Art enthusiasts and Round Rock ISD community members can view an array of artwork from the district’s students during the 19th Annual Round Rock ISD Secondary Art Show.
The 19th annual Secondary Art Show running at the Raymond E. Hartfield Performing Arts Center continues to feature some of the stellar artwork from RRISD’s secondary students through Wednesday, May 15. The show is open weekdays from 9 a.m. to 6 p.m.
The theme for this year’s Secondary Art Show is Feast for the Eyes. The show features works from RRISD sixth through 12th grade students in a variety of categories such as color and black and white drawings, acrylic and oil paintings, watercolor, ceramics, sculpture and mixed media.
Art faculty will announce the seven scholarship winners at the district’s Secondary Art Awards Ceremony Wednesday, May 15. Two scholarships are provided by Round Rock ISD Council of the Arts partner, Cordovan Art School and the other five scholarships are provided by the non-profit, Round Rock Art Education Association. The Round Rock Art Education Association, composed of district visual arts faculty, works year-round to build scholarship opportunities for the district’s elementary, middle and high school students in visual arts. The purpose of the Association is to raise community awareness of visual arts education and grow the district’s visual art faculty through enhanced professional development and community interaction.
“We’ve grown as a program and faculty and we want to provide as many opportunities of support for our students who want to pursue careers in art,” RRISD Assistant Director of Visual & Performing Arts, Tim Lowke said.

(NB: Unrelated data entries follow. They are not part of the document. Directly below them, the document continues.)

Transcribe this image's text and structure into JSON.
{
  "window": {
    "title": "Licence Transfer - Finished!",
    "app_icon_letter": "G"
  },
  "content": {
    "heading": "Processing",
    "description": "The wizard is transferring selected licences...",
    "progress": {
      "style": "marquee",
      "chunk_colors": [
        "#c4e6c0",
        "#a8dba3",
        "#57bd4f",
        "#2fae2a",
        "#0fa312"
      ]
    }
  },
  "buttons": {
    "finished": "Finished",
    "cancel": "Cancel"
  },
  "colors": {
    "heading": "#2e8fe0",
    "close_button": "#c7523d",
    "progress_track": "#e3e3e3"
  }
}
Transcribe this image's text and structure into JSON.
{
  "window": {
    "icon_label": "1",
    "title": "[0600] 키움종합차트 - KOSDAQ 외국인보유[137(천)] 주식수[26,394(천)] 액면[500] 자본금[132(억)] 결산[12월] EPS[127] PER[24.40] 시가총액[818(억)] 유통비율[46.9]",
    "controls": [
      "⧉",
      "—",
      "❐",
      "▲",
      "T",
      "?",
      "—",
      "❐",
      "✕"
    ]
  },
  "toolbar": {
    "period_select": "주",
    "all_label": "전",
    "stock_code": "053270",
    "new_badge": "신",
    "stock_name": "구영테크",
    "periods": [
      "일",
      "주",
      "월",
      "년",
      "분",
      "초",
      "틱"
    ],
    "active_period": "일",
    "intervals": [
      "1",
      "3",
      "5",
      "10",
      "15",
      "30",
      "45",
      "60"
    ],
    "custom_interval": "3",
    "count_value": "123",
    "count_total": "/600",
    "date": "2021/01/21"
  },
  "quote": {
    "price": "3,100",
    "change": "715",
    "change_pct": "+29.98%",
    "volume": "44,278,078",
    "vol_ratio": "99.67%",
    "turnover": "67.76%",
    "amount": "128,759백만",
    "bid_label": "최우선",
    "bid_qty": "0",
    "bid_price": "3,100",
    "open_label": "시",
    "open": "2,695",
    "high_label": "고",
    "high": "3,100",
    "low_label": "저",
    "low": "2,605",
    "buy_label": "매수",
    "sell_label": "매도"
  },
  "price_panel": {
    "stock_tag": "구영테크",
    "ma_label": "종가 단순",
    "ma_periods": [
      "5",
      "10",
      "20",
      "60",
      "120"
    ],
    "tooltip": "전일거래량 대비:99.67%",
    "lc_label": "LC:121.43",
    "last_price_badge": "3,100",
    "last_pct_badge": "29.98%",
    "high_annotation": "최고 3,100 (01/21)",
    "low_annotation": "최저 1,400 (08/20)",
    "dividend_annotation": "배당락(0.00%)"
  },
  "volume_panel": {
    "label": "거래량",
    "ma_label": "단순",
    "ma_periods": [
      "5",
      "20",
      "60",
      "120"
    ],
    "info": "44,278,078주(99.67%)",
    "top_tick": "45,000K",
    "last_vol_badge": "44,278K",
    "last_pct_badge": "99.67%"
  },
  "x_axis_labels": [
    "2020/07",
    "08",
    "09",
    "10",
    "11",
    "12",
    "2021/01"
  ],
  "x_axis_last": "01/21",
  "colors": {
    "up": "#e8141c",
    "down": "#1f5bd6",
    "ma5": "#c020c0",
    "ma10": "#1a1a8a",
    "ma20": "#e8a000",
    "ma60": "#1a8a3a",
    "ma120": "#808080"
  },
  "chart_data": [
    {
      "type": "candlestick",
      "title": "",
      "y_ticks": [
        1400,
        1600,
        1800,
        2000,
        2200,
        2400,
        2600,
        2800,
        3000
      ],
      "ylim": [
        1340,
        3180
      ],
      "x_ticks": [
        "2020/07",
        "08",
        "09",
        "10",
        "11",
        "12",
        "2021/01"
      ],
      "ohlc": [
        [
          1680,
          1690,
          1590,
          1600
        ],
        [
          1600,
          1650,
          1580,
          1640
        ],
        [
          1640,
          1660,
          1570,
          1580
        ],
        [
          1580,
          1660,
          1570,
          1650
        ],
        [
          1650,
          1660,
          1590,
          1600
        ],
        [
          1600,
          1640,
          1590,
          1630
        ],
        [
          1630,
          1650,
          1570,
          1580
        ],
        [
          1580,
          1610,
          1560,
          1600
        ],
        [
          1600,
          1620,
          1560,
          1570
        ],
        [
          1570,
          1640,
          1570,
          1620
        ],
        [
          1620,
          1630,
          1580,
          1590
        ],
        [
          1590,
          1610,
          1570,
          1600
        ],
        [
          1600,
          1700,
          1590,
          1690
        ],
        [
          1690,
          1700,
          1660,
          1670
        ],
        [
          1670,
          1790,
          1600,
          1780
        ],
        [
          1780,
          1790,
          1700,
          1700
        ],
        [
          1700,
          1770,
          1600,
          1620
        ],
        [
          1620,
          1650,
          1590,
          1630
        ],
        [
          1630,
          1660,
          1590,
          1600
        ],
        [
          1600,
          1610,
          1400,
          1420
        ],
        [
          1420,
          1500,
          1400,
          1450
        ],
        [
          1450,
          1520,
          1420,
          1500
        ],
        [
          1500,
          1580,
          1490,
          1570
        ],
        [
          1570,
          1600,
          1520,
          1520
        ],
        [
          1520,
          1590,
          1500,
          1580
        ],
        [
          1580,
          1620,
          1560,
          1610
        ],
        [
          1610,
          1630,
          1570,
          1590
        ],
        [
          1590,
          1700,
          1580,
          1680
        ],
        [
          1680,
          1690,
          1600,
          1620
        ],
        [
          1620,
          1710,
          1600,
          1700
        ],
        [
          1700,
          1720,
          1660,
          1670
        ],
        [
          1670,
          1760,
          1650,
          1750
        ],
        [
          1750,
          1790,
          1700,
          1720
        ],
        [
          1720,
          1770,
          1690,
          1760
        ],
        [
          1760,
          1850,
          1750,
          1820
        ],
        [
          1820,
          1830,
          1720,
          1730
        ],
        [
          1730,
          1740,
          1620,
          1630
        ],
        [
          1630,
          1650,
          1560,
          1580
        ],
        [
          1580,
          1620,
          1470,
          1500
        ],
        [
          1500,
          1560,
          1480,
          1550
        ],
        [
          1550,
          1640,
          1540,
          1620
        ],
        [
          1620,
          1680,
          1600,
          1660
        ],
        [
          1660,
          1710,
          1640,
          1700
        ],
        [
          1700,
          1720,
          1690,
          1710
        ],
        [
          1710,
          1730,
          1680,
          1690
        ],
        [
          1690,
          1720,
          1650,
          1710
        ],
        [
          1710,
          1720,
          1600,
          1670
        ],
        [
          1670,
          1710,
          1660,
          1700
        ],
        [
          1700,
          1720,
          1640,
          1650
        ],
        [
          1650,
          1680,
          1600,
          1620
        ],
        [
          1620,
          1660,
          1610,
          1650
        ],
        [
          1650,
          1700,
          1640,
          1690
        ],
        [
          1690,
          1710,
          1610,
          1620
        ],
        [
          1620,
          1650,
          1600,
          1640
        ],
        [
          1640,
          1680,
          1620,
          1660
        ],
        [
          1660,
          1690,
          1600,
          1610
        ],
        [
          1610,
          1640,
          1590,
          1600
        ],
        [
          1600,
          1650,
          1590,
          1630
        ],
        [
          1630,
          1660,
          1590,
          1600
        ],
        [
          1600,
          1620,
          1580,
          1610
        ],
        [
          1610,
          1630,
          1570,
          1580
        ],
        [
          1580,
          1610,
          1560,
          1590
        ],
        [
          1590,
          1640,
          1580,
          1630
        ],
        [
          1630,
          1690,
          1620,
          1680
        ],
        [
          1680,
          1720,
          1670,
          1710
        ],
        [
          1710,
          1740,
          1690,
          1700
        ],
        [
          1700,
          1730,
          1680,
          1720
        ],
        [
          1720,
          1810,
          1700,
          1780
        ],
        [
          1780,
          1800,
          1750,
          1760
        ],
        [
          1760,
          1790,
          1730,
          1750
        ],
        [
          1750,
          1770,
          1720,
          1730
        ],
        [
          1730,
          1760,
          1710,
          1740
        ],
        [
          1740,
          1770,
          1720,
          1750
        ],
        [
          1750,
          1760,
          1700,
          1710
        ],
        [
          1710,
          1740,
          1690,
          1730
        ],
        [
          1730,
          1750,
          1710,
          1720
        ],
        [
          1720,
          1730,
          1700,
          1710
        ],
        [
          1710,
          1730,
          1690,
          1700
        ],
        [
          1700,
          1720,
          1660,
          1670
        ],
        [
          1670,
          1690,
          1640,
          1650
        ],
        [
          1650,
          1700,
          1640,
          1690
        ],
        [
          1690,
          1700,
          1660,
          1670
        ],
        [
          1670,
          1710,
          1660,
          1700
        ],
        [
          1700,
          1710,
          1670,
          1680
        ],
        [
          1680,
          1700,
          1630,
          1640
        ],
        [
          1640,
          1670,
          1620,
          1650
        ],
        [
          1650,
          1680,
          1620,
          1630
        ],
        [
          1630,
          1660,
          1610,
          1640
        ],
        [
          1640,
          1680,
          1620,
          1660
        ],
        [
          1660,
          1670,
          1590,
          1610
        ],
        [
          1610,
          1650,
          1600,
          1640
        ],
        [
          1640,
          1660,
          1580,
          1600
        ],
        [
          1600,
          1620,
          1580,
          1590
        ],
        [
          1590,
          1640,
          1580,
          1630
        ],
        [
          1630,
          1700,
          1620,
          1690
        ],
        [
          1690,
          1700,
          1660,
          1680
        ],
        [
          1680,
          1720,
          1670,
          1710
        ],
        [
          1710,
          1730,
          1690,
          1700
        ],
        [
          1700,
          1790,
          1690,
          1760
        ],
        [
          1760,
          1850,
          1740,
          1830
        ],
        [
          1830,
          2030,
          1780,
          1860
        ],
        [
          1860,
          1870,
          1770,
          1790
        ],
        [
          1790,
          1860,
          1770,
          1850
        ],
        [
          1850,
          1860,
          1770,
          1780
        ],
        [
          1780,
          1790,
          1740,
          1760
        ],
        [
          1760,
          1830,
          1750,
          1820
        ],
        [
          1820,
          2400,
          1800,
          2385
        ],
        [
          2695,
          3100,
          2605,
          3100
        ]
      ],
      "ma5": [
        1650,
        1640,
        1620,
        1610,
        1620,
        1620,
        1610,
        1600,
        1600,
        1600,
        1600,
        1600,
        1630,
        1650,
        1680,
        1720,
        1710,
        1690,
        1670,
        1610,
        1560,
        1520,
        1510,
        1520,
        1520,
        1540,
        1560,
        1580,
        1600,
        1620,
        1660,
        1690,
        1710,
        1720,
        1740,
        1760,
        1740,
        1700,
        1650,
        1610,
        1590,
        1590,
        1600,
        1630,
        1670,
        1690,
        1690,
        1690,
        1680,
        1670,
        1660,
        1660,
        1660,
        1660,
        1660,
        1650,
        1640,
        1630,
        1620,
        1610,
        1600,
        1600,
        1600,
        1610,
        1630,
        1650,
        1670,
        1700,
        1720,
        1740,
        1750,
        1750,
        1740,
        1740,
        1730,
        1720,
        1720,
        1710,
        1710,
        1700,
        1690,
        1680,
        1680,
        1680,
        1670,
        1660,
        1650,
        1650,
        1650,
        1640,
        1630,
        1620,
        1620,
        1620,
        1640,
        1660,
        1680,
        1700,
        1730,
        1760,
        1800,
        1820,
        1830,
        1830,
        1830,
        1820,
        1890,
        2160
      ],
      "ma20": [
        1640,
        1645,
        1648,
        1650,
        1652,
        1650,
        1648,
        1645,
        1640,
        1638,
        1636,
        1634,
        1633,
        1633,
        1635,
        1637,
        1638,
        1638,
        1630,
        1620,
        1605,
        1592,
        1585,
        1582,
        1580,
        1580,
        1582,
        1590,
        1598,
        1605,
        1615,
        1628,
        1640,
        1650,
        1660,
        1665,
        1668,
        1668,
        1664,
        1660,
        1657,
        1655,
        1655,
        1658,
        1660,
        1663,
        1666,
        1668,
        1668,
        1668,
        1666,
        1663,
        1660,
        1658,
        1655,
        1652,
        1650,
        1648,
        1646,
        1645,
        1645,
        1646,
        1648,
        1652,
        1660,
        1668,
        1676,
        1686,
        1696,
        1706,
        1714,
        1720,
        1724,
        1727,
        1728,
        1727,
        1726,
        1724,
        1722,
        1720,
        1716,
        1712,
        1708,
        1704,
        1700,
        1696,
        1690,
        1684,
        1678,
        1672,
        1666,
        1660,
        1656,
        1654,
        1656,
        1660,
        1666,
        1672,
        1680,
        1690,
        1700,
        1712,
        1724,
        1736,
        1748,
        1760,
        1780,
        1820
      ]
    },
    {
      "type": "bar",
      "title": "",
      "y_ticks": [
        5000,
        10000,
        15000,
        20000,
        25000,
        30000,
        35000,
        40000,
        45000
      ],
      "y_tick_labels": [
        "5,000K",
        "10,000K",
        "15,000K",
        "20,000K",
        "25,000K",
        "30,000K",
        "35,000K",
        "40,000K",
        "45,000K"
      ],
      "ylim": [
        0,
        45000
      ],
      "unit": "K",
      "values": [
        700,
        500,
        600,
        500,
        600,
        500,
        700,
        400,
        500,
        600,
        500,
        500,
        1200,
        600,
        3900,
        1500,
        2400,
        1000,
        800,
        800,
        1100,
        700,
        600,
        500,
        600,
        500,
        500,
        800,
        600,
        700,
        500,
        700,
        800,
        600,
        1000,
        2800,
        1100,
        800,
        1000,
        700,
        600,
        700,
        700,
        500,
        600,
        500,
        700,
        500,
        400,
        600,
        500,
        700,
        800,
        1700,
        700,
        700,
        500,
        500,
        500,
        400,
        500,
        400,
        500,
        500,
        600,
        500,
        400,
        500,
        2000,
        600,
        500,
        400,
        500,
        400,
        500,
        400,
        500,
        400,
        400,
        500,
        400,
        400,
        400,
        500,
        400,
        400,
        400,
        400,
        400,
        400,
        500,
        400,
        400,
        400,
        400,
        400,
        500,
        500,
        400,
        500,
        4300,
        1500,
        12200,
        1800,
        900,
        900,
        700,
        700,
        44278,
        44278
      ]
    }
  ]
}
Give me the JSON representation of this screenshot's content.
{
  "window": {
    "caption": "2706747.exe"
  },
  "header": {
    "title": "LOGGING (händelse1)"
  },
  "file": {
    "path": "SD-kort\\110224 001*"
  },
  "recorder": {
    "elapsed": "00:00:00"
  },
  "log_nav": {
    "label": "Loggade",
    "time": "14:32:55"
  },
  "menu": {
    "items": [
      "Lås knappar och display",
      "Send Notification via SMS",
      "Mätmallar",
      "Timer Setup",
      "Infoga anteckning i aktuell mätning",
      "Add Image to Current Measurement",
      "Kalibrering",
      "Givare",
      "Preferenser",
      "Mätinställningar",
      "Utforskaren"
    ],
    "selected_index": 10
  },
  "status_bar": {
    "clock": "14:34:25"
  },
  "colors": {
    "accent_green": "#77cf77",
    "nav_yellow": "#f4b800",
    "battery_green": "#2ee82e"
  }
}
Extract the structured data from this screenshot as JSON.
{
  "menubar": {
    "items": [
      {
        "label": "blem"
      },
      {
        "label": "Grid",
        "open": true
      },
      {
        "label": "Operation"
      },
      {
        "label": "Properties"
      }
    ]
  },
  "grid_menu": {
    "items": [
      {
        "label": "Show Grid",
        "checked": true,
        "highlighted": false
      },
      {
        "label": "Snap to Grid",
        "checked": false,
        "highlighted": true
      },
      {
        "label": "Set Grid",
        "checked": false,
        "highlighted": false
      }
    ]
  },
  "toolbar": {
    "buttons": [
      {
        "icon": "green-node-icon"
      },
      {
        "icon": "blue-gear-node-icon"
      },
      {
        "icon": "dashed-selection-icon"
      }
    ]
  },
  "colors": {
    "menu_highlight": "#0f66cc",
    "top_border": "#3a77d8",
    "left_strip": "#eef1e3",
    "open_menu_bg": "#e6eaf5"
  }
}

A meet and greet for the show will take place May 15 at 6 p.m. with an awards ceremony following at 7 p.m. Students will receive first, second and third place and honorable mention awards in each of six divisions with multiple art media categories. Each division will also highlight a Best of Show award. Check out the list of awardees.
“The talent level of our secondary students keeps getting better and better each year,” Lowke said. “Our students continue to grow in skill levels and complexity to produce amazing work.”